## What the exercise asks:
An exact restatement of the records below is expected.

-- Dataset records follows --

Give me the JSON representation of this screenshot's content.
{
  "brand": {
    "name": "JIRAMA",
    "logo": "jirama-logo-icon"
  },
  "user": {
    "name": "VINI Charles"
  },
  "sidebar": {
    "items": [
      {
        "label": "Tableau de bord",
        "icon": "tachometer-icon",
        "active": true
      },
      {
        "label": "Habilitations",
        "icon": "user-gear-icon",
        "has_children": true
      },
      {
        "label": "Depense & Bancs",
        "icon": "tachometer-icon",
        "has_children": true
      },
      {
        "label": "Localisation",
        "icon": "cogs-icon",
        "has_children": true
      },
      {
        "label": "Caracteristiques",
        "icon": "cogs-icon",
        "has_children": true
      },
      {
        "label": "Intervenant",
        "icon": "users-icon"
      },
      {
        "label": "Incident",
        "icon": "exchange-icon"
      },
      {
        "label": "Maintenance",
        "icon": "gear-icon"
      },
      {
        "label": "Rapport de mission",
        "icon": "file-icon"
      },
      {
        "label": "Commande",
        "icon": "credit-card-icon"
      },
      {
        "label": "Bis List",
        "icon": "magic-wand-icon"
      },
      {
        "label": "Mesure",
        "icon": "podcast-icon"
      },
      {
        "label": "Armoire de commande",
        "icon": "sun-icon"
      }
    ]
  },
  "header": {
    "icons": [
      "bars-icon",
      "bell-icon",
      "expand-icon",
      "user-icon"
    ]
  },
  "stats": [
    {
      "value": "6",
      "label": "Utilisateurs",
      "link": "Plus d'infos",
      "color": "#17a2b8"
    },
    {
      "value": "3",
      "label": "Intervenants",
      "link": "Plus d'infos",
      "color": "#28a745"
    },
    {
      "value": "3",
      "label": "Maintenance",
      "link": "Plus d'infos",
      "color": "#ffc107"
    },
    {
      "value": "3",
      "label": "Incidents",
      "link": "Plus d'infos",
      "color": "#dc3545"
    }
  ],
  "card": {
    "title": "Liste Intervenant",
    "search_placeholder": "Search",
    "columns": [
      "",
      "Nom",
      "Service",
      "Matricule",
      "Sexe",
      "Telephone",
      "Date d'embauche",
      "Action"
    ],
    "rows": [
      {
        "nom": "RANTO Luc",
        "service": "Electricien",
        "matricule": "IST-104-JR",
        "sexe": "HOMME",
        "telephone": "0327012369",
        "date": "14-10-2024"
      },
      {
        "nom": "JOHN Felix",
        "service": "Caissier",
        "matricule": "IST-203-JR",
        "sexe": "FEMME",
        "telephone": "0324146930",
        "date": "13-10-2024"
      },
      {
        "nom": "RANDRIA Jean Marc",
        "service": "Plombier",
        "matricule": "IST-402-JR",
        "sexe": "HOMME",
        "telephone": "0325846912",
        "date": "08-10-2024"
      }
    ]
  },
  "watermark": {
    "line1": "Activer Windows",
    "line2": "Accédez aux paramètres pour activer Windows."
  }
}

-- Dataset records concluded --

## Response below:
Give me the JSON representation of this screenshot's content.
{
  "brand": {
    "name": "JIRAMA",
    "logo": "jirama-logo-icon"
  },
  "user": {
    "name": "VINI Charles"
  },
  "sidebar": {
    "items": [
      {
        "label": "Tableau de bord",
        "icon": "tachometer-icon",
        "active": true
      },
      {
        "label": "Habilitations",
        "icon": "user-gear-icon",
        "has_children": true
      },
      {
        "label": "Depense & Bancs",
        "icon": "tachometer-icon",
        "has_children": true
      },
      {
        "label": "Localisation",
        "icon": "cogs-icon",
        "has_children": true
      },
      {
        "label": "Caracteristiques",
        "icon": "cogs-icon",
        "has_children": true
      },
      {
        "label": "Intervenant",
        "icon": "users-icon"
      },
      {
        "label": "Incident",
        "icon": "exchange-icon"
      },
      {
        "label": "Maintenance",
        "icon": "gear-icon"
      },
      {
        "label": "Rapport de mission",
        "icon": "file-icon"
      },
      {
        "label": "Commande",
        "icon": "credit-card-icon"
      },
      {
        "label": "Bis List",
        "icon": "magic-wand-icon"
      },
      {
        "label": "Mesure",
        "icon": "podcast-icon"
      },
      {
        "label": "Armoire de commande",
        "icon": "sun-icon"
      }
    ]
  },
  "header": {
    "icons": [
      "bars-icon",
      "bell-icon",
      "expand-icon",
      "user-icon"
    ]
  },
  "stats": [
    {
      "value": "6",
      "label": "Utilisateurs",
      "link": "Plus d'infos",
      "color": "#17a2b8"
    },
    {
      "value": "3",
      "label": "Intervenants",
      "link": "Plus d'infos",
      "color": "#28a745"
    },
    {
      "value": "3",
      "label": "Maintenance",
      "link": "Plus d'infos",
      "color": "#ffc107"
    },
    {
      "value": "3",
      "label": "Incidents",
      "link": "Plus d'infos",
      "color": "#dc3545"
    }
  ],
  "card": {
    "title": "Liste Intervenant",
    "search_placeholder": "Search",
    "columns": [
      "",
      "Nom",
      "Service",
      "Matricule",
      "Sexe",
      "Telephone",
      "Date d'embauche",
      "Action"
    ],
    "rows": [
      {
        "nom": "RANTO Luc",
        "service": "Electricien",
        "matricule": "IST-104-JR",
        "sexe": "HOMME",
        "telephone": "0327012369",
        "date": "14-10-2024"
      },
      {
        "nom": "JOHN Felix",
        "service": "Caissier",
        "matricule": "IST-203-JR",
        "sexe": "FEMME",
        "telephone": "0324146930",
        "date": "13-10-2024"
      },
      {
        "nom": "RANDRIA Jean Marc",
        "service": "Plombier",
        "matricule": "IST-402-JR",
        "sexe": "HOMME",
        "telephone": "0325846912",
        "date": "08-10-2024"
      }
    ]
  },
  "watermark": {
    "line1": "Activer Windows",
    "line2": "Accédez aux paramètres pour activer Windows."
  }
}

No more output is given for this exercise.